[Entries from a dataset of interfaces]

-- Opening Marker --

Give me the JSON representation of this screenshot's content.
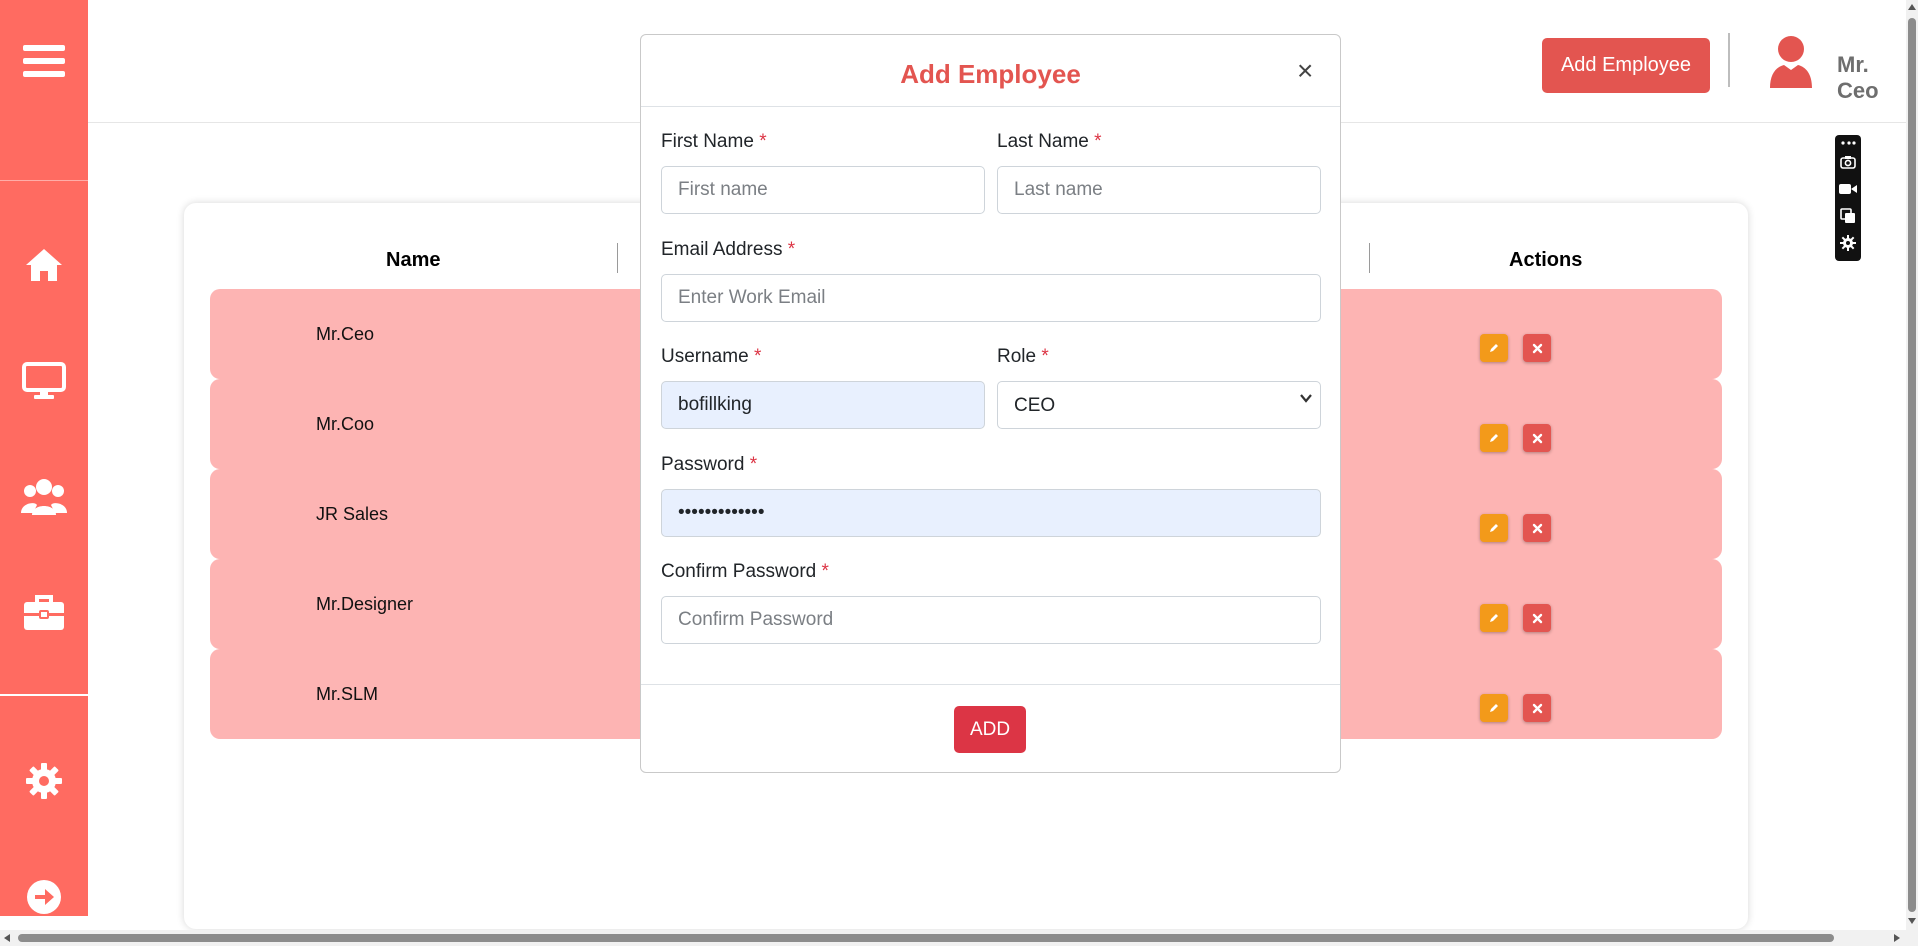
{
  "header": {
    "add_employee_label": "Add Employee",
    "user_name": "Mr. Ceo"
  },
  "table": {
    "columns": [
      "Name",
      "Actions"
    ],
    "rows": [
      {
        "name": "Mr.Ceo"
      },
      {
        "name": "Mr.Coo"
      },
      {
        "name": "JR Sales"
      },
      {
        "name": "Mr.Designer"
      },
      {
        "name": "Mr.SLM"
      }
    ]
  },
  "modal": {
    "title": "Add Employee",
    "close_glyph": "×",
    "required_mark": "*",
    "first_name": {
      "label": "First Name",
      "placeholder": "First name",
      "value": ""
    },
    "last_name": {
      "label": "Last Name",
      "placeholder": "Last name",
      "value": ""
    },
    "email": {
      "label": "Email Address",
      "placeholder": "Enter Work Email",
      "value": ""
    },
    "username": {
      "label": "Username",
      "value": "bofillking"
    },
    "role": {
      "label": "Role",
      "selected": "CEO"
    },
    "password": {
      "label": "Password",
      "value": "•••••••••••••"
    },
    "confirm_password": {
      "label": "Confirm Password",
      "placeholder": "Confirm Password",
      "value": ""
    },
    "submit_label": "ADD"
  },
  "sidebar": {
    "items": [
      {
        "icon": "menu-icon"
      },
      {
        "icon": "home-icon"
      },
      {
        "icon": "monitor-icon"
      },
      {
        "icon": "users-icon"
      },
      {
        "icon": "briefcase-icon"
      },
      {
        "icon": "gear-icon"
      },
      {
        "icon": "logout-icon"
      }
    ]
  },
  "colors": {
    "sidebar": "#ff6b61",
    "accent": "#e35550",
    "row_bg": "#fdb4b3",
    "edit": "#f39a1a",
    "submit": "#dc3545"
  }
}
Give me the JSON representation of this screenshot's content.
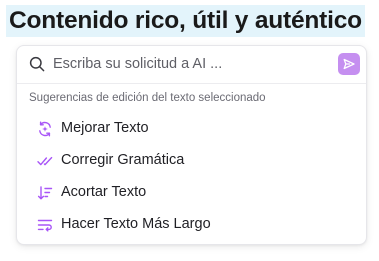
{
  "headline": {
    "text": "Contenido rico, útil y auténtico"
  },
  "prompt": {
    "placeholder": "Escriba su solicitud a AI ...",
    "value": ""
  },
  "suggestions": {
    "heading": "Sugerencias de edición del texto seleccionado",
    "items": [
      {
        "label": "Mejorar Texto",
        "icon": "sparkle-refresh-icon"
      },
      {
        "label": "Corregir Gramática",
        "icon": "double-check-icon"
      },
      {
        "label": "Acortar Texto",
        "icon": "shorten-lines-icon"
      },
      {
        "label": "Hacer Texto Más Largo",
        "icon": "lengthen-lines-icon"
      }
    ]
  },
  "colors": {
    "accent": "#a855f7",
    "send_button": "#c58ff0",
    "headline_highlight": "#e3f4fb"
  }
}
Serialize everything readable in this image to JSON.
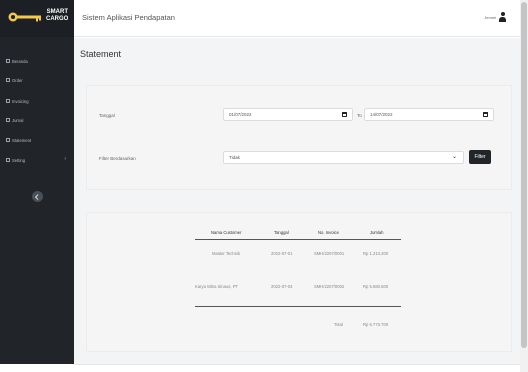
{
  "brand": {
    "line1": "SMART",
    "line2": "CARGO"
  },
  "header": {
    "app_title": "Sistem Aplikasi Pendapatan",
    "user_name": "Jemmi"
  },
  "sidebar": {
    "items": [
      {
        "label": "Beranda"
      },
      {
        "label": "Order"
      },
      {
        "label": "Invoicing"
      },
      {
        "label": "Jurnal"
      },
      {
        "label": "Statement"
      },
      {
        "label": "Setting"
      }
    ]
  },
  "page": {
    "title": "Statement"
  },
  "filters": {
    "date_label": "Tanggal",
    "date_from": "01/07/2022",
    "to_label": "To",
    "date_to": "14/07/2022",
    "filter_by_label": "Filter Berdasarkan",
    "filter_by_value": "Tidak",
    "filter_button": "Filter"
  },
  "table": {
    "headers": [
      "Nama Customer",
      "Tanggal",
      "No. Invoice",
      "Jumlah"
    ],
    "rows": [
      [
        "Master Technik",
        "2022-07-01",
        "SMH/2207/0001",
        "Rp 1.213.200"
      ],
      [
        "Karya Mitra Sinaus, PT",
        "2022-07-04",
        "SMH/2207/0002",
        "Rp 5.560.500"
      ]
    ],
    "total_label": "Total",
    "total_value": "Rp 6.773.700"
  }
}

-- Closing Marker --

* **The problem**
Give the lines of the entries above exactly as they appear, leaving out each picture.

* **Written solution**
Give me the JSON representation of this screenshot's content.
{
  "header": {
    "add_employee_label": "Add Employee",
    "user_name": "Mr. Ceo"
  },
  "table": {
    "columns": [
      "Name",
      "Actions"
    ],
    "rows": [
      {
        "name": "Mr.Ceo"
      },
      {
        "name": "Mr.Coo"
      },
      {
        "name": "JR Sales"
      },
      {
        "name": "Mr.Designer"
      },
      {
        "name": "Mr.SLM"
      }
    ]
  },
  "modal": {
    "title": "Add Employee",
    "close_glyph": "×",
    "required_mark": "*",
    "first_name": {
      "label": "First Name",
      "placeholder": "First name",
      "value": ""
    },
    "last_name": {
      "label": "Last Name",
      "placeholder": "Last name",
      "value": ""
    },
    "email": {
      "label": "Email Address",
      "placeholder": "Enter Work Email",
      "value": ""
    },
    "username": {
      "label": "Username",
      "value": "bofillking"
    },
    "role": {
      "label": "Role",
      "selected": "CEO"
    },
    "password": {
      "label": "Password",
      "value": "•••••••••••••"
    },
    "confirm_password": {
      "label": "Confirm Password",
      "placeholder": "Confirm Password",
      "value": ""
    },
    "submit_label": "ADD"
  },
  "sidebar": {
    "items": [
      {
        "icon": "menu-icon"
      },
      {
        "icon": "home-icon"
      },
      {
        "icon": "monitor-icon"
      },
      {
        "icon": "users-icon"
      },
      {
        "icon": "briefcase-icon"
      },
      {
        "icon": "gear-icon"
      },
      {
        "icon": "logout-icon"
      }
    ]
  },
  "colors": {
    "sidebar": "#ff6b61",
    "accent": "#e35550",
    "row_bg": "#fdb4b3",
    "edit": "#f39a1a",
    "submit": "#dc3545"
  }
}
Give me the JSON representation of this screenshot's content.
{
  "headline": {
    "text": "Contenido rico, útil y auténtico"
  },
  "prompt": {
    "placeholder": "Escriba su solicitud a AI ...",
    "value": ""
  },
  "suggestions": {
    "heading": "Sugerencias de edición del texto seleccionado",
    "items": [
      {
        "label": "Mejorar Texto",
        "icon": "sparkle-refresh-icon"
      },
      {
        "label": "Corregir Gramática",
        "icon": "double-check-icon"
      },
      {
        "label": "Acortar Texto",
        "icon": "shorten-lines-icon"
      },
      {
        "label": "Hacer Texto Más Largo",
        "icon": "lengthen-lines-icon"
      }
    ]
  },
  "colors": {
    "accent": "#a855f7",
    "send_button": "#c58ff0",
    "headline_highlight": "#e3f4fb"
  }
}
Serialize everything readable in this image to JSON.
{
  "brand": {
    "line1": "SMART",
    "line2": "CARGO"
  },
  "header": {
    "app_title": "Sistem Aplikasi Pendapatan",
    "user_name": "Jemmi"
  },
  "sidebar": {
    "items": [
      {
        "label": "Beranda"
      },
      {
        "label": "Order"
      },
      {
        "label": "Invoicing"
      },
      {
        "label": "Jurnal"
      },
      {
        "label": "Statement"
      },
      {
        "label": "Setting"
      }
    ]
  },
  "page": {
    "title": "Statement"
  },
  "filters": {
    "date_label": "Tanggal",
    "date_from": "01/07/2022",
    "to_label": "To",
    "date_to": "14/07/2022",
    "filter_by_label": "Filter Berdasarkan",
    "filter_by_value": "Tidak",
    "filter_button": "Filter"
  },
  "table": {
    "headers": [
      "Nama Customer",
      "Tanggal",
      "No. Invoice",
      "Jumlah"
    ],
    "rows": [
      [
        "Master Technik",
        "2022-07-01",
        "SMH/2207/0001",
        "Rp 1.213.200"
      ],
      [
        "Karya Mitra Sinaus, PT",
        "2022-07-04",
        "SMH/2207/0002",
        "Rp 5.560.500"
      ]
    ],
    "total_label": "Total",
    "total_value": "Rp 6.773.700"
  }
}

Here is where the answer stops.